Kellan Lutz’s physical appearance as the beefcake Hercules favors the Hollywood overly-sculpted look instead of naturalism, but his performance is neither equally over-the-top nor impressive by comparison. Lutz does show promise when asked to act headstrong or portray Herc with a pronounced swagger, but his (and Harlin’s) idea of “heavy emoting” generally amounts to Lutz frowning and looking down at the ground. Maybe Lutz will prove to be far better at tongue in cheek masculinity in this summer’s The Expendables 3, but in Legend of Hercules his attempt to become an action star fails to clear the bar.
Scott Adkins has limited screen time, but his detestable Amphitryon is one of the film’s highlights, even in the scenes where he’s not swinging a sword about; that also goes for Liam Garrigan as the slimeball Prince Iphicles, despite his character being as paper-thin as antagonists come.
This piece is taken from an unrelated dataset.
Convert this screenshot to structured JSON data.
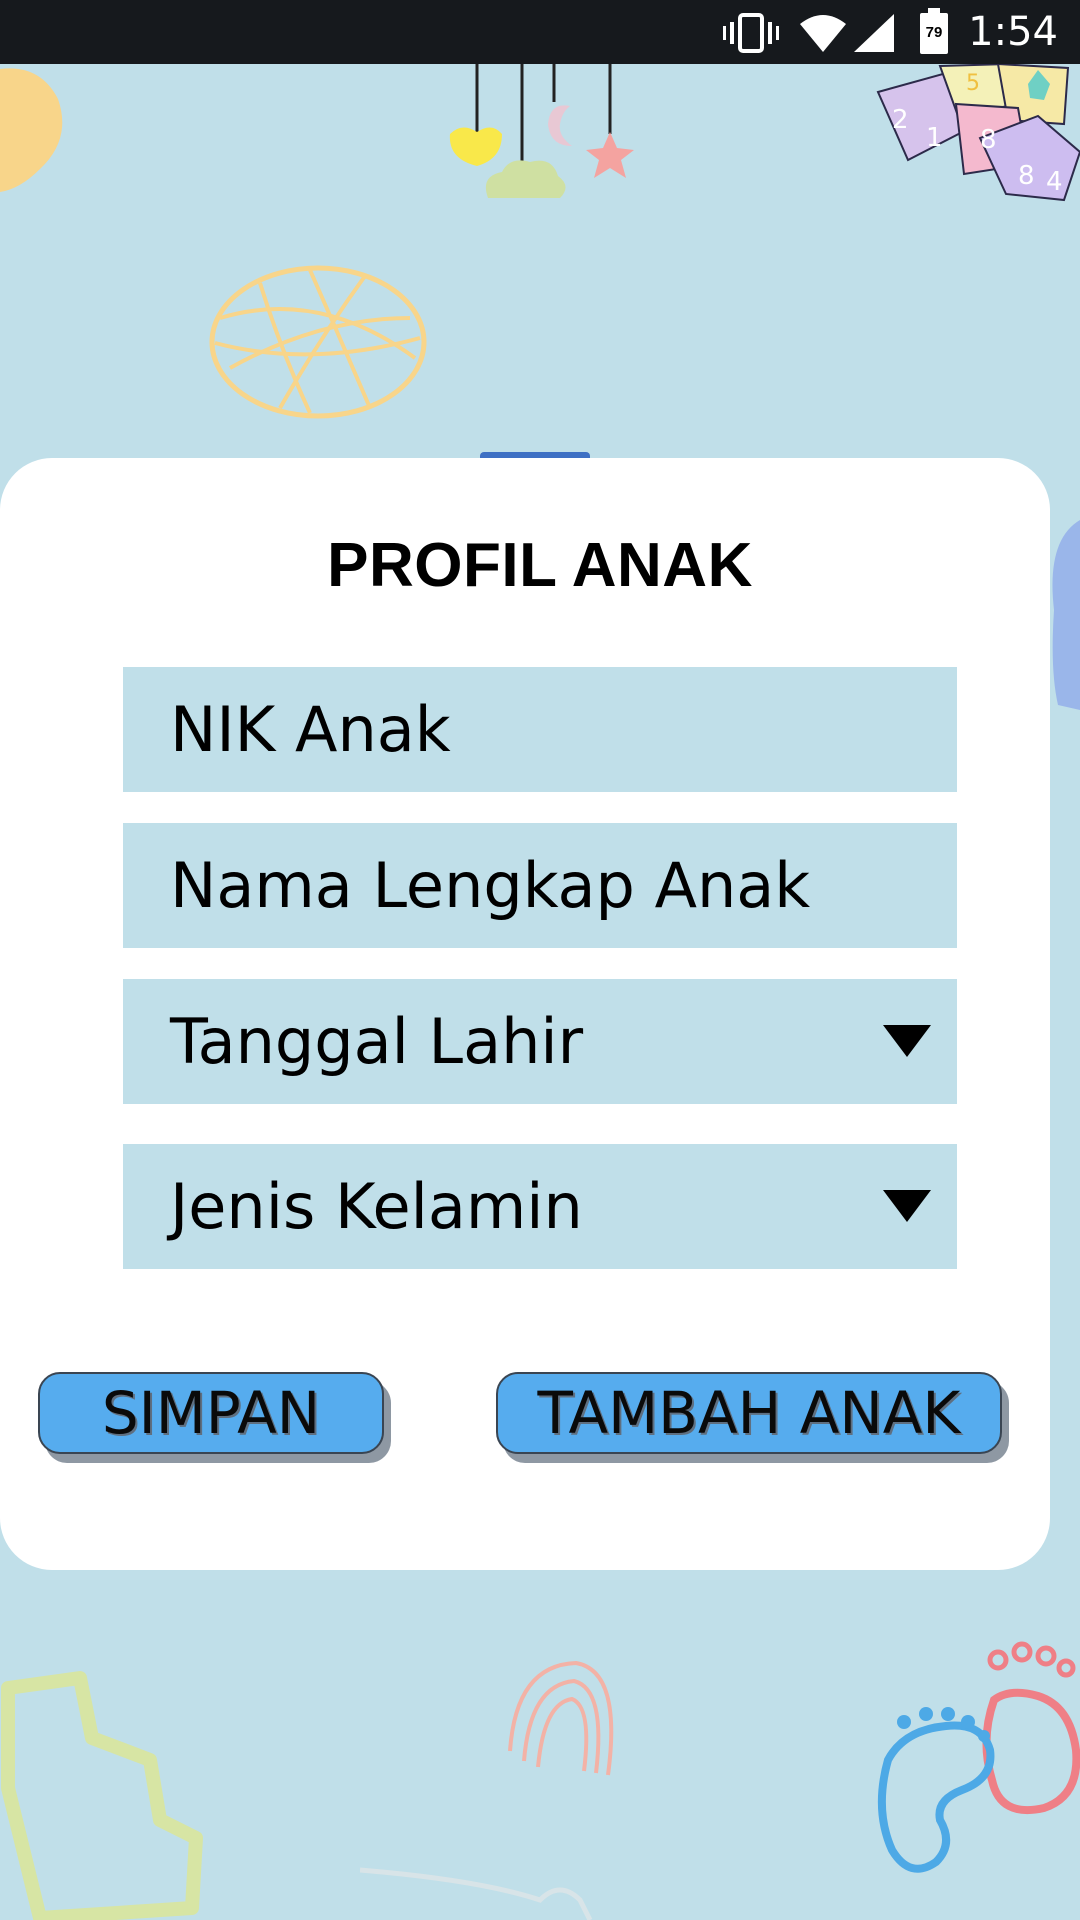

Roxanne McKee and Gaia Weiss are saddled with extremely derivative female archetypes, but they make the most of what they’re given. Meanwhile, character actor Rade Serbedzija (Taken 2) is wasted as Queen Alcmene’s caring servant Chiron, and Liam McIntyre helps elevate the thinly-written Greek soldier Sotiris into a memorable sidekick for Hercules – though his role still feels like a step down, after his solid leading performance on Starz’ Spartacus TV series.
Speaking of Spartacus – Legend of Hercules, like the aforementioned Starz TV show, is largely composed of green screen backdrops and CGI-enhanced set pieces shot on sound stages. Somehow, though, the effects in Renny Harlin’s Hercules movie often look more amateurish and less polished than on Spartacus, even though the former project had a much larger $70 million budget at its disposal.
Likewise, the violence in Legend of Hercules is almost completely bloodless (both figuratively and literally), which hurts the film’s tone. Because the film was designed with 3D in mind, Harlin and cinematographer Sam McCurdy (Centurion) stage the fight/battle sequences with clean visual composition and go for the easy pop-out effect whenever possible (see: arrows flying at the audience, Hercules swinging his lightning sword/whip around). However, save for a handful of sequences, the 3D aspect doesn’t add much to the action and the necessary ticket price upgrade will only be worth it for those who always prefer the format (when available).
As a whole, Legend of Hercules feels like a glorified Syfy movie that lacks the cheekiness necessary to make the whole experience a so-bad-it’s-good B-movie viewing. Suffice it to say, Brett Ratner’s Hercules (starring Dwayne Johnson) won’t have a challenging hurdle to clear, when it attempts to claim the “Hercules film of the year” title this summer.
The Legend of Hercules runs 99 minutes long and is Rated PG-13 for sequences of intense combat action and violence, and for some sensuality. Now playing in 2D and 3D theaters.